Thirty-five degrees, sunny and windy. This is much better than the snow/rain mix they’ve been talking about on the radio. No ice break-up yet north of the dam here in Little Falls, that I’ve seen. Lawns and roofs are bare of snow except where it was piled up…and the piles are mostly dirty and black. I saw my first robin perched in a tree on the ease side of the Motherhouse last Wednesday…and Saturday, I saw 10 hawks sitting in trees along highway 10.
We had two fund raisers here this past weekend. Saturday’s “Seeds of Kindness” luncheon was to raise money for Habitat for Humanity of Morrison County. This was the sixth annual luncheon. Over 200 people ate a delicious meal provided by our kitchen staff. Each of the 33 tables was elegantly dressed.
Then on Sunday afternoon there was the Spring Concert fund-raiser for Oasis Share-a-Meal.
Another event this weekend was the Marriage Encounter at St. Francis Center. There were 9 couples plus staff...full house.
Quite a few of our Sisters attended a talk by Diana Hayes at the Newman Center in St. Cloud, MN. I found the talk, “Made in the Image of: God: Racism’s challenge to True Communion” most informative. Diana Hayes is a Professor of Systematic Theology at Georgetown University and the first African American woman to earn a Pontifical Doctorate in Theology. I purchased her newest book, Standing in the Shoes My Mother Made. Now I can learn more from this gifted teacher.
This coming weekend many Sisters will be here for Community Elections. We will be electing a new Community Minister and three Assistant Ministers for five-year terms. Please pray for us and the guidance of the Holy Spirit in our deliberations. Thanks.
The bloodmobile will be here April 13 through 15th—(1 to 7 p.m. the first two days and 8 a.m. to 2 p.m. the last day.) Mark your calendars.
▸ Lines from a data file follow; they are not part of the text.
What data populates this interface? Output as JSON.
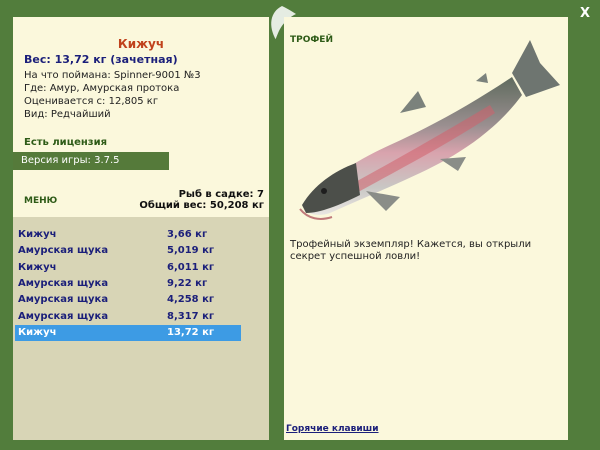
{
  "window": {
    "close_label": "X"
  },
  "catch": {
    "fish_name": "Кижуч",
    "weight_line": "Вес: 13,72 кг (зачетная)",
    "details": [
      "На что поймана: Spinner-9001 №3",
      "Где: Амур, Амурская протока",
      "Оценивается с: 12,805 кг",
      "Вид: Редчайший"
    ]
  },
  "license_text": "Есть лицензия",
  "version_text": "Версия игры: 3.7.5",
  "menu_label": "МЕНЮ",
  "cage": {
    "count_line": "Рыб в садке: 7",
    "total_line": "Общий вес: 50,208 кг"
  },
  "fish_list": [
    {
      "name": "Кижуч",
      "weight": "3,66 кг"
    },
    {
      "name": "Амурская щука",
      "weight": "5,019 кг"
    },
    {
      "name": "Кижуч",
      "weight": "6,011 кг"
    },
    {
      "name": "Амурская щука",
      "weight": "9,22 кг"
    },
    {
      "name": "Амурская щука",
      "weight": "4,258 кг"
    },
    {
      "name": "Амурская щука",
      "weight": "8,317 кг"
    },
    {
      "name": "Кижуч",
      "weight": "13,72 кг",
      "selected": true
    }
  ],
  "trophy": {
    "label": "ТРОФЕЙ",
    "text": "Трофейный экземпляр! Кажется, вы открыли секрет успешной ловли!"
  },
  "hotkeys_label": "Горячие клавиши",
  "colors": {
    "frame_green": "#527d3c",
    "panel_cream": "#fbf8dc",
    "list_bg": "#d8d5b6",
    "selected_row": "#3d9be4",
    "title_orange": "#c0421c",
    "text_navy": "#1b1f7a"
  }
}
I probably will not have a blog next week. Monday and Tuesday I plan on traveling to Dubuque IA to see the traveling exhibit: Women and Spirit: Catholic Sisters in America. This exhibit relates the story of women religious in America since 1727 when twelve Ursuline Sisters came to New Orleans. It shows the impact of Catholic Sisters on health care, social services and education. We have a photo of children when the Orphanage was located here on our campus. Numerous artifacts will be on display from many religious communities. The items include journals, traveling trunks, diaries, pioneering healthecare developments, samplers, clothing and a letter from President Thomas Jefferson to Sister Therese de St. Xavier Farjon, OSU dated May 15, 1804. I am looking forward to the journey and am sure I will have more to say upon my return. This tour is through Gary Block Tours here in Little Falls (320-632-8632 for more information).
May the Lord bless you.
I hope your Lent is going well.
Sister Mary Lou